On November 28, 2001, the Clerk's Office contacted Ethan Katsh, and requested that he acts as panelist in this case.
On November 30, 2001, Ethan Katsh accepted to act as panelist in this case and filed the necessary Declaration of Independence and Impartiality.
On December 3, 2001, the Clerk's Office forwarded a user name and a password to Ethan Katsh, allowing him to access the Complaint Form, the Response Form, and the evidence through eResolution's Automated Docket Management System.
On December 3, 2001, the parties were notified that Ethan Katsh had been appointed as sole Panelist"
3. Factual Background
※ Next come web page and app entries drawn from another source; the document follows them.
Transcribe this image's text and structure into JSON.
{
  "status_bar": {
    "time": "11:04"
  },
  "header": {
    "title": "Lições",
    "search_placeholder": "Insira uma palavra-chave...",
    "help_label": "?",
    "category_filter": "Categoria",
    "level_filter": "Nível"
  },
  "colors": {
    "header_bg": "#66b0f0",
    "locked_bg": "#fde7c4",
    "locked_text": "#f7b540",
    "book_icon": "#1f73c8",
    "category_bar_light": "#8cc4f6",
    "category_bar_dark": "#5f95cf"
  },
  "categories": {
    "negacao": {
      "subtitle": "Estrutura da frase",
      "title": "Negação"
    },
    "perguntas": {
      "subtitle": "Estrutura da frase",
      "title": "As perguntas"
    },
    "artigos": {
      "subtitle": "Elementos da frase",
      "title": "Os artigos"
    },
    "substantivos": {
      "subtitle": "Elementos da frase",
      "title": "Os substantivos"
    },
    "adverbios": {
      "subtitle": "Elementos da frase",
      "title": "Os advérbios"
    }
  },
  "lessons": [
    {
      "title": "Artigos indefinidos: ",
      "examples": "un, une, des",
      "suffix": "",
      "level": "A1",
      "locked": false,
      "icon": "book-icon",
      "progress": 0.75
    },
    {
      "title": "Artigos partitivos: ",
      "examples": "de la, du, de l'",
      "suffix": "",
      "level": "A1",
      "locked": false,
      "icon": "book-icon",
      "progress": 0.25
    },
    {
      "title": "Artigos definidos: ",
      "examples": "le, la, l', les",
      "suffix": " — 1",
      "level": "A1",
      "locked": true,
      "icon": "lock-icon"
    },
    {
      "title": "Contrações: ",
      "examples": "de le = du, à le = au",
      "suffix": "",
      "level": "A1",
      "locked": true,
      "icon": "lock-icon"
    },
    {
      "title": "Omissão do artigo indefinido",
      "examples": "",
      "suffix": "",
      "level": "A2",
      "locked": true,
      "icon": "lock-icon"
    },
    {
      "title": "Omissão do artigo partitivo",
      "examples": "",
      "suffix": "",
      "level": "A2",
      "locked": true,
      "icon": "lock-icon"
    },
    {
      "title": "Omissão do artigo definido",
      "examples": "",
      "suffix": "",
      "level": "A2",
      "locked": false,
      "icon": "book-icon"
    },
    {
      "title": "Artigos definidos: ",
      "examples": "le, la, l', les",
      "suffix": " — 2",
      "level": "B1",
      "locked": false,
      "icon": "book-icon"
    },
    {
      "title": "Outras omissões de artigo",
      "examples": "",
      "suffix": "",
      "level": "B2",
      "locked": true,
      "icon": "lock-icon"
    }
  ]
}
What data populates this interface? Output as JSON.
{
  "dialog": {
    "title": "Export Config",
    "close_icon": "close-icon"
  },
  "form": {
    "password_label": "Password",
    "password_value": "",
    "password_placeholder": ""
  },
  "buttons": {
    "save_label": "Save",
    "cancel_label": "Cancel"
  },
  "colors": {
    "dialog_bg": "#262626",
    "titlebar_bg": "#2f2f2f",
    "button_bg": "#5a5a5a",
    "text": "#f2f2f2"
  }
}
The respondent, Cameron Knowlton, registered the domain name huskyoil.com through Network Solutions on October 13, 1998. The complainant, Husky Oil Co. registered the domain name husky-oil.com on January 12, 1996. Husky Oil is an oil and gas company based in Calgary, Alberta. It was known as Husky Oil and, since a merger with Renaissance Energy in 2000, is known as Husky Energy.
4. Discussion and Findings
In order to prevail in any UDRP case, section 4a requires the complainant to prove all of the following:
1. the domain name is identical or confusingly similar to a trademark or service mark in which the complainant has rights; and
2. the respondent has no rights or legitimate interests in respect of the domain name; and
3. the domain name has been registered and is being used in bad faith.
A. Protected mark - The panel finds that "the domain name is identical or confusingly similar to a trademark or service mark in which the complainant has rights". The complainant has registered trademarks for Husky Oil and been doing business using the name Husky Oil since 1953. There is more than sufficient evidence for finding that complainant has met the first criteria of the UDRP concerning rights to a mark.
B. Legitimate use - The UDRP provides several examples of a "legitimate use" of a domain name. These include:
(i) before any notice to you of the dispute, your use of, or demonstrable preparations to use, the domain name or a name corresponding to the domain name in connection with a bona fide offering of goods or services; or
(ii) you (as an individual, business, or other organization) have been commonly known by the domain name, even if you have acquired no trademark or service mark rights; or
(iii) you are making a legitimate noncommercial or fair use of the domain name, without intent for commercial gain to misleadingly divert consumers or to tarnish the trademark or service mark at issue.
There is no evidence that the respondent meets any of these criteria for legitimate use.
C. Bad faith - The principal point of contention in this dispute is whether there has been bad faith on the part of the defendant. Complainant charges that respondent registered the domain name merely to make a profit by selling it to the complainant. There were indeed negotiations about a possible sale of the domain name and complainant, at one point, appeared willing to purchase it for $2,000. Respondent refused and made a counter-offer to sell it for 20,000.
The UDRP's first criteria for bad faith is "circumstances indicating that you have registered or you have acquired the domain name primarily for the purpose of selling, renting, or otherwise transferring the domain name registration to the complainant who is the owner of the trademark or service mark or to a competitor of that complainant, for valuable consideration in excess of your documented out-of-pocket costs directly related to the domain name." The Web site is not being used in any substantive way and the evidence presented shows that selling the domain name
at a profit and in excess of out-of-pocket costs related to the domain name was the motive for registering the domain name
For all of reasons stated above, the Panel decides that complainant has a protected mark, that there is no legitimate use of the domain name being made, and that Respondent has registered and used the domain name in bad faith. The Panel therefore finds in favor of the complainant and orders the transfer of the domain name to the Complainant.
(s) Ethan Katsh
Amherst, Massachusetts, USA
December 21, 2001